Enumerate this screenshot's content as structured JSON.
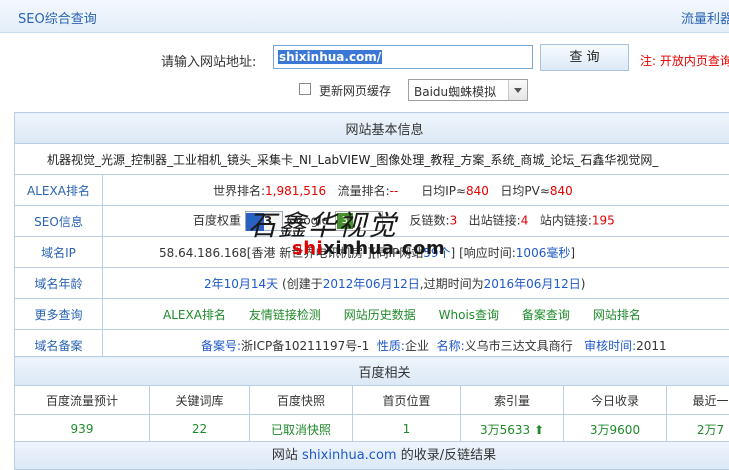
{
  "header": {
    "title": "SEO综合查询",
    "right_link": "流量利器"
  },
  "search": {
    "label": "请输入网站地址:",
    "value": "shixinhua.com/",
    "button": "查 询",
    "note": "注: 开放内页查询"
  },
  "options": {
    "refresh_label": "更新网页缓存",
    "refresh_checked": false,
    "spider_select": "Baidu蜘蛛模拟"
  },
  "basic": {
    "section_title": "网站基本信息",
    "tagline": "机器视觉_光源_控制器_工业相机_镜头_采集卡_NI_LabVIEW_图像处理_教程_方案_系统_商城_论坛_石鑫华视觉网_",
    "alexa": {
      "label": "ALEXA排名",
      "world_label": "世界排名:",
      "world_value": "1,981,516",
      "traffic_label": "流量排名:",
      "traffic_value": "--",
      "ip_label": "日均IP≈",
      "ip_value": "840",
      "pv_label": "日均PV≈",
      "pv_value": "840"
    },
    "seo": {
      "label": "SEO信息",
      "baidu_label": "百度权重",
      "baidu_icon": "paw-icon",
      "baidu_weight": "3",
      "google_label": "Google",
      "google_pr": "3",
      "reverse_label": "反链数:",
      "reverse_value": "3",
      "out_label": "出站链接:",
      "out_value": "4",
      "in_label": "站内链接:",
      "in_value": "195"
    },
    "ip": {
      "label": "域名IP",
      "prefix": "58.64.186.168[香港 新世界电讯机房 ]",
      "same_ip_prefix": "[同IP网站",
      "same_ip_count": "59个",
      "same_ip_suffix": "]",
      "resp_label": "[响应时间:",
      "resp_value": "1006毫秒",
      "resp_suffix": "]"
    },
    "age": {
      "label": "域名年龄",
      "value": "2年10月14天",
      "created_label": "(创建于",
      "created": "2012年06月12日",
      "expire_label": ",过期时间为",
      "expire": "2016年06月12日",
      "close": ")"
    },
    "more": {
      "label": "更多查询",
      "links": [
        "ALEXA排名",
        "友情链接检测",
        "网站历史数据",
        "Whois查询",
        "备案查询",
        "网站排名"
      ]
    },
    "icp": {
      "label": "域名备案",
      "no_label": "备案号:",
      "no_value": "浙ICP备10211197号-1",
      "nature_label": "性质:",
      "nature_value": "企业",
      "name_label": "名称:",
      "name_value": "义乌市三达文具商行",
      "audit_label": "审核时间:",
      "audit_value": "2011"
    }
  },
  "baidu": {
    "section_title": "百度相关",
    "columns": [
      "百度流量预计",
      "关键词库",
      "百度快照",
      "首页位置",
      "索引量",
      "今日收录",
      "最近一"
    ],
    "values": [
      "939",
      "22",
      "已取消快照",
      "1",
      "3万5633",
      "3万9600",
      "2万7"
    ]
  },
  "footer": {
    "prefix": "网站",
    "domain": "shixinhua.com",
    "suffix": "的收录/反链结果"
  },
  "watermark": {
    "logo_text": "石鑫华视觉",
    "url_red": "shi",
    "url_rest": "xinhua.com"
  }
}
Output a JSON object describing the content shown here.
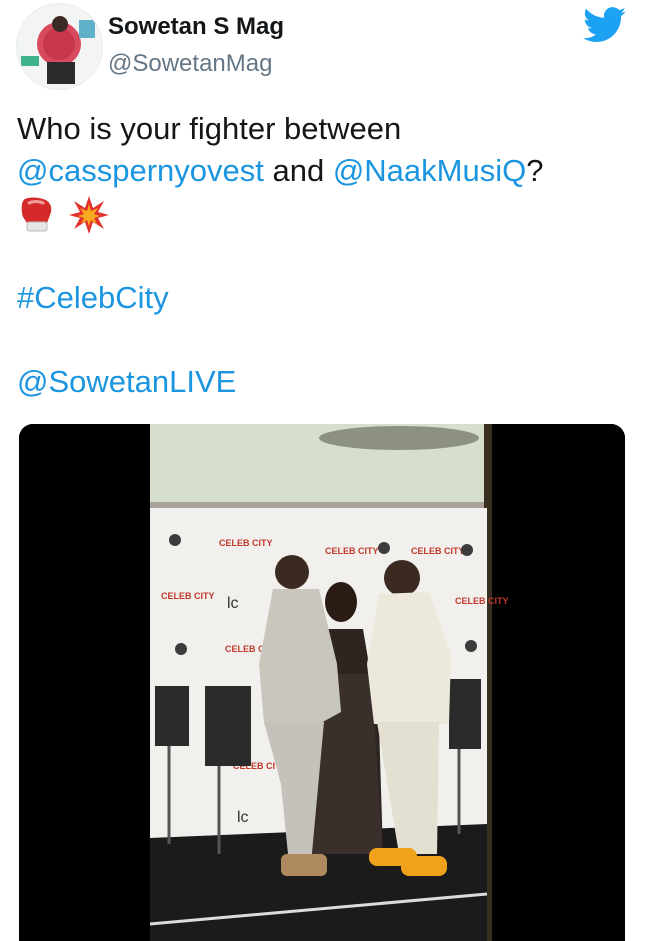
{
  "tweet": {
    "author": {
      "name": "Sowetan S Mag",
      "handle": "@SowetanMag"
    },
    "text": {
      "line1": "Who is your fighter between",
      "mention1": "@casspernyovest",
      "and": " and ",
      "mention2": "@NaakMusiQ",
      "question": "?",
      "hashtag": "#CelebCity",
      "mention3": "@SowetanLIVE"
    },
    "icons": {
      "brand": "twitter-bird-icon",
      "emoji1": "boxing-glove-icon",
      "emoji2": "collision-icon"
    },
    "media": {
      "backdrop_text": [
        "CELEB CITY",
        "CELEB CITY",
        "CELEB CITY",
        "CELEB CITY",
        "CELEB CITY",
        "CELEB CITY",
        "CELEB CITY"
      ],
      "backdrop_logo": [
        "lc",
        "lc"
      ]
    },
    "colors": {
      "link": "#1b95e0",
      "brand": "#1da1f2",
      "name": "#14171a",
      "secondary": "#657786"
    }
  }
}
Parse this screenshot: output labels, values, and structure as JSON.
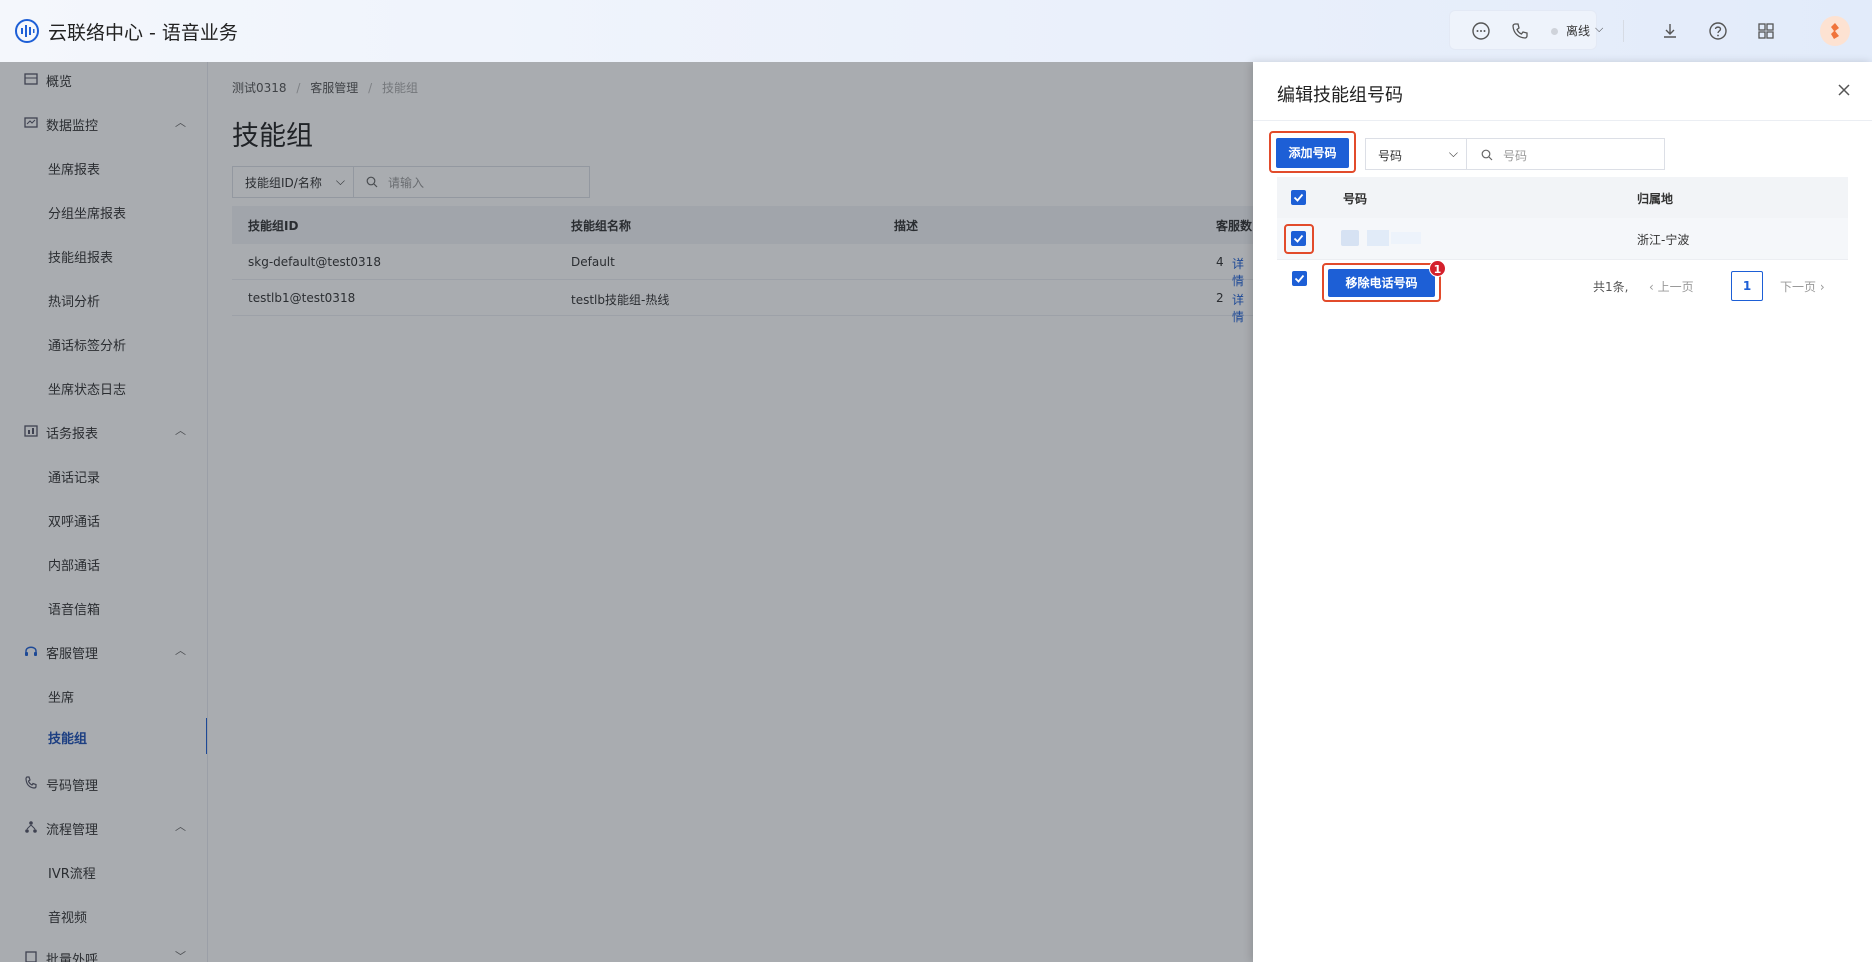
{
  "header": {
    "title": "云联络中心 - 语音业务",
    "status": "离线",
    "status_chevron": "⌵"
  },
  "sidebar": {
    "items": [
      {
        "label": "概览",
        "icon": "overview-icon",
        "level": 1
      },
      {
        "label": "数据监控",
        "icon": "monitor-icon",
        "level": 1,
        "expanded": true
      },
      {
        "label": "坐席报表",
        "level": 2
      },
      {
        "label": "分组坐席报表",
        "level": 2
      },
      {
        "label": "技能组报表",
        "level": 2
      },
      {
        "label": "热词分析",
        "level": 2
      },
      {
        "label": "通话标签分析",
        "level": 2
      },
      {
        "label": "坐席状态日志",
        "level": 2
      },
      {
        "label": "话务报表",
        "icon": "report-icon",
        "level": 1,
        "expanded": true
      },
      {
        "label": "通话记录",
        "level": 2
      },
      {
        "label": "双呼通话",
        "level": 2
      },
      {
        "label": "内部通话",
        "level": 2
      },
      {
        "label": "语音信箱",
        "level": 2
      },
      {
        "label": "客服管理",
        "icon": "headset-icon",
        "level": 1,
        "expanded": true
      },
      {
        "label": "坐席",
        "level": 2
      },
      {
        "label": "技能组",
        "level": 2,
        "active": true
      },
      {
        "label": "号码管理",
        "icon": "phone-icon",
        "level": 1
      },
      {
        "label": "流程管理",
        "icon": "flow-icon",
        "level": 1,
        "expanded": true
      },
      {
        "label": "IVR流程",
        "level": 2
      },
      {
        "label": "音视频",
        "level": 2
      },
      {
        "label": "批量外呼",
        "icon": "batch-icon",
        "level": 1
      }
    ]
  },
  "main": {
    "breadcrumb": [
      "测试0318",
      "客服管理",
      "技能组"
    ],
    "breadcrumb_sep": "/",
    "title": "技能组",
    "filter": {
      "select_value": "技能组ID/名称",
      "placeholder": "请输入"
    },
    "table": {
      "columns": [
        "技能组ID",
        "技能组名称",
        "描述",
        "客服数"
      ],
      "rows": [
        {
          "id": "skg-default@test0318",
          "name": "Default",
          "desc": "",
          "count": "4",
          "link": "详情"
        },
        {
          "id": "testlb1@test0318",
          "name": "testlb技能组-热线",
          "desc": "",
          "count": "2",
          "link": "详情"
        }
      ]
    }
  },
  "drawer": {
    "title": "编辑技能组号码",
    "add_button": "添加号码",
    "search": {
      "select_value": "号码",
      "placeholder": "号码"
    },
    "table": {
      "columns": [
        "号码",
        "归属地"
      ],
      "rows": [
        {
          "number": "",
          "location": "浙江-宁波",
          "checked": true
        }
      ]
    },
    "remove_button": "移除电话号码",
    "selected_count": "1",
    "pagination": {
      "total": "共1条,",
      "prev": "上一页",
      "current": "1",
      "next": "下一页"
    }
  },
  "colors": {
    "primary": "#1d5fd6",
    "highlight": "#e24b2b",
    "badge": "#d4202c",
    "overlay": "rgba(30,36,48,0.38)"
  }
}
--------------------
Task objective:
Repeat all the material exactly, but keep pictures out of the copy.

Exercise answer:
Enumerate this screenshot's content as structured JSON.
{
  "header": {
    "title": "SEO综合查询",
    "right_link": "流量利器"
  },
  "search": {
    "label": "请输入网站地址:",
    "value": "shixinhua.com/",
    "button": "查 询",
    "note": "注: 开放内页查询"
  },
  "options": {
    "refresh_label": "更新网页缓存",
    "refresh_checked": false,
    "spider_select": "Baidu蜘蛛模拟"
  },
  "basic": {
    "section_title": "网站基本信息",
    "tagline": "机器视觉_光源_控制器_工业相机_镜头_采集卡_NI_LabVIEW_图像处理_教程_方案_系统_商城_论坛_石鑫华视觉网_",
    "alexa": {
      "label": "ALEXA排名",
      "world_label": "世界排名:",
      "world_value": "1,981,516",
      "traffic_label": "流量排名:",
      "traffic_value": "--",
      "ip_label": "日均IP≈",
      "ip_value": "840",
      "pv_label": "日均PV≈",
      "pv_value": "840"
    },
    "seo": {
      "label": "SEO信息",
      "baidu_label": "百度权重",
      "baidu_icon": "paw-icon",
      "baidu_weight": "3",
      "google_label": "Google",
      "google_pr": "3",
      "reverse_label": "反链数:",
      "reverse_value": "3",
      "out_label": "出站链接:",
      "out_value": "4",
      "in_label": "站内链接:",
      "in_value": "195"
    },
    "ip": {
      "label": "域名IP",
      "prefix": "58.64.186.168[香港 新世界电讯机房 ]",
      "same_ip_prefix": "[同IP网站",
      "same_ip_count": "59个",
      "same_ip_suffix": "]",
      "resp_label": "[响应时间:",
      "resp_value": "1006毫秒",
      "resp_suffix": "]"
    },
    "age": {
      "label": "域名年龄",
      "value": "2年10月14天",
      "created_label": "(创建于",
      "created": "2012年06月12日",
      "expire_label": ",过期时间为",
      "expire": "2016年06月12日",
      "close": ")"
    },
    "more": {
      "label": "更多查询",
      "links": [
        "ALEXA排名",
        "友情链接检测",
        "网站历史数据",
        "Whois查询",
        "备案查询",
        "网站排名"
      ]
    },
    "icp": {
      "label": "域名备案",
      "no_label": "备案号:",
      "no_value": "浙ICP备10211197号-1",
      "nature_label": "性质:",
      "nature_value": "企业",
      "name_label": "名称:",
      "name_value": "义乌市三达文具商行",
      "audit_label": "审核时间:",
      "audit_value": "2011"
    }
  },
  "baidu": {
    "section_title": "百度相关",
    "columns": [
      "百度流量预计",
      "关键词库",
      "百度快照",
      "首页位置",
      "索引量",
      "今日收录",
      "最近一"
    ],
    "values": [
      "939",
      "22",
      "已取消快照",
      "1",
      "3万5633",
      "3万9600",
      "2万7"
    ]
  },
  "footer": {
    "prefix": "网站",
    "domain": "shixinhua.com",
    "suffix": "的收录/反链结果"
  },
  "watermark": {
    "logo_text": "石鑫华视觉",
    "url_red": "shi",
    "url_rest": "xinhua.com"
  }
}
Output a JSON object describing the content shown here.
{
  "tweet": {
    "author": {
      "name": "Sowetan S Mag",
      "handle": "@SowetanMag"
    },
    "text": {
      "line1": "Who is your fighter between",
      "mention1": "@casspernyovest",
      "and": " and ",
      "mention2": "@NaakMusiQ",
      "question": "?",
      "hashtag": "#CelebCity",
      "mention3": "@SowetanLIVE"
    },
    "icons": {
      "brand": "twitter-bird-icon",
      "emoji1": "boxing-glove-icon",
      "emoji2": "collision-icon"
    },
    "media": {
      "backdrop_text": [
        "CELEB CITY",
        "CELEB CITY",
        "CELEB CITY",
        "CELEB CITY",
        "CELEB CITY",
        "CELEB CITY",
        "CELEB CITY"
      ],
      "backdrop_logo": [
        "lc",
        "lc"
      ]
    },
    "colors": {
      "link": "#1b95e0",
      "brand": "#1da1f2",
      "name": "#14171a",
      "secondary": "#657786"
    }
  }
}
Parse this screenshot: output labels, values, and structure as JSON.
{
  "header": {
    "title": "云联络中心 - 语音业务",
    "status": "离线",
    "status_chevron": "⌵"
  },
  "sidebar": {
    "items": [
      {
        "label": "概览",
        "icon": "overview-icon",
        "level": 1
      },
      {
        "label": "数据监控",
        "icon": "monitor-icon",
        "level": 1,
        "expanded": true
      },
      {
        "label": "坐席报表",
        "level": 2
      },
      {
        "label": "分组坐席报表",
        "level": 2
      },
      {
        "label": "技能组报表",
        "level": 2
      },
      {
        "label": "热词分析",
        "level": 2
      },
      {
        "label": "通话标签分析",
        "level": 2
      },
      {
        "label": "坐席状态日志",
        "level": 2
      },
      {
        "label": "话务报表",
        "icon": "report-icon",
        "level": 1,
        "expanded": true
      },
      {
        "label": "通话记录",
        "level": 2
      },
      {
        "label": "双呼通话",
        "level": 2
      },
      {
        "label": "内部通话",
        "level": 2
      },
      {
        "label": "语音信箱",
        "level": 2
      },
      {
        "label": "客服管理",
        "icon": "headset-icon",
        "level": 1,
        "expanded": true
      },
      {
        "label": "坐席",
        "level": 2
      },
      {
        "label": "技能组",
        "level": 2,
        "active": true
      },
      {
        "label": "号码管理",
        "icon": "phone-icon",
        "level": 1
      },
      {
        "label": "流程管理",
        "icon": "flow-icon",
        "level": 1,
        "expanded": true
      },
      {
        "label": "IVR流程",
        "level": 2
      },
      {
        "label": "音视频",
        "level": 2
      },
      {
        "label": "批量外呼",
        "icon": "batch-icon",
        "level": 1
      }
    ]
  },
  "main": {
    "breadcrumb": [
      "测试0318",
      "客服管理",
      "技能组"
    ],
    "breadcrumb_sep": "/",
    "title": "技能组",
    "filter": {
      "select_value": "技能组ID/名称",
      "placeholder": "请输入"
    },
    "table": {
      "columns": [
        "技能组ID",
        "技能组名称",
        "描述",
        "客服数"
      ],
      "rows": [
        {
          "id": "skg-default@test0318",
          "name": "Default",
          "desc": "",
          "count": "4",
          "link": "详情"
        },
        {
          "id": "testlb1@test0318",
          "name": "testlb技能组-热线",
          "desc": "",
          "count": "2",
          "link": "详情"
        }
      ]
    }
  },
  "drawer": {
    "title": "编辑技能组号码",
    "add_button": "添加号码",
    "search": {
      "select_value": "号码",
      "placeholder": "号码"
    },
    "table": {
      "columns": [
        "号码",
        "归属地"
      ],
      "rows": [
        {
          "number": "",
          "location": "浙江-宁波",
          "checked": true
        }
      ]
    },
    "remove_button": "移除电话号码",
    "selected_count": "1",
    "pagination": {
      "total": "共1条,",
      "prev": "上一页",
      "current": "1",
      "next": "下一页"
    }
  },
  "colors": {
    "primary": "#1d5fd6",
    "highlight": "#e24b2b",
    "badge": "#d4202c",
    "overlay": "rgba(30,36,48,0.38)"
  }
}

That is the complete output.